Show every line in the records below that contains the word "Adaugă".
[Material provided — start]
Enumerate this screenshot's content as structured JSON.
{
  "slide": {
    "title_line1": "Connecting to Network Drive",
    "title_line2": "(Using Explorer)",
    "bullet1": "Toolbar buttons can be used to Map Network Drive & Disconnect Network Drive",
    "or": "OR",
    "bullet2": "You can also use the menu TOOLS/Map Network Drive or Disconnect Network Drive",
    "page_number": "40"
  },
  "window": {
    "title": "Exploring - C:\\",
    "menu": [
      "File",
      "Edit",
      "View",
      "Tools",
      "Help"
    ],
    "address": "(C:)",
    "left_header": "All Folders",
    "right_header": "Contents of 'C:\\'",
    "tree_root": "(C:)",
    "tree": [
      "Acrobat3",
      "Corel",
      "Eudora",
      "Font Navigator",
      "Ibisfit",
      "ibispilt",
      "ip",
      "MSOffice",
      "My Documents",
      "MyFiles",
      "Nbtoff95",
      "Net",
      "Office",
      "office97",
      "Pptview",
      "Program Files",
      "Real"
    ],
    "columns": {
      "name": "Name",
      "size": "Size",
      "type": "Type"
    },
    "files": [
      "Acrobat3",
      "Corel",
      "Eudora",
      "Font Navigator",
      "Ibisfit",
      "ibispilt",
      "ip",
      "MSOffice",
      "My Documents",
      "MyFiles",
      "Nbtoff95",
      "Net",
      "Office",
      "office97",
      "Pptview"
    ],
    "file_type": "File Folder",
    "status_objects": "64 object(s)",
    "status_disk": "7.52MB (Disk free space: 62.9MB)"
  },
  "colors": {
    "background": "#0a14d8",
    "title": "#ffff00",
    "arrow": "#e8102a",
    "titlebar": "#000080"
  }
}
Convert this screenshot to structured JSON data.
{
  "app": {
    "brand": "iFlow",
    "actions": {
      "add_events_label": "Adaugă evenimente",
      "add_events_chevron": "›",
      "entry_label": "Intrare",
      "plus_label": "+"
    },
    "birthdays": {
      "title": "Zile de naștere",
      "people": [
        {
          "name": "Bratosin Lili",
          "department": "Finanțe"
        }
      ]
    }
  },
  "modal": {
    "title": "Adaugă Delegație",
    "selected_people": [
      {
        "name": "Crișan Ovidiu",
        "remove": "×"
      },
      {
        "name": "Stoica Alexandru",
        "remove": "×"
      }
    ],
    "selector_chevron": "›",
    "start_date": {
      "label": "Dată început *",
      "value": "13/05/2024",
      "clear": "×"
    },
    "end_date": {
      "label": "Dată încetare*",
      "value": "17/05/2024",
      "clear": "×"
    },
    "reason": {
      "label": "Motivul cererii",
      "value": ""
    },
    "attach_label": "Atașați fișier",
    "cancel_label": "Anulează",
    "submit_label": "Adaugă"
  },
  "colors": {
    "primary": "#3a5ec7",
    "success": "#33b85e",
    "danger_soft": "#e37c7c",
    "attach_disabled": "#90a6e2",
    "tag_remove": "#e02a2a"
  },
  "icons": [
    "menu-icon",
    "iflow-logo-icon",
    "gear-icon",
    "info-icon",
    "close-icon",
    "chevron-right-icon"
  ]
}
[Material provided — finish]
▶ [Task solution]
      "add_events_label": "Adaugă evenimente",
    "title": "Adaugă Delegație",
    "submit_label": "Adaugă"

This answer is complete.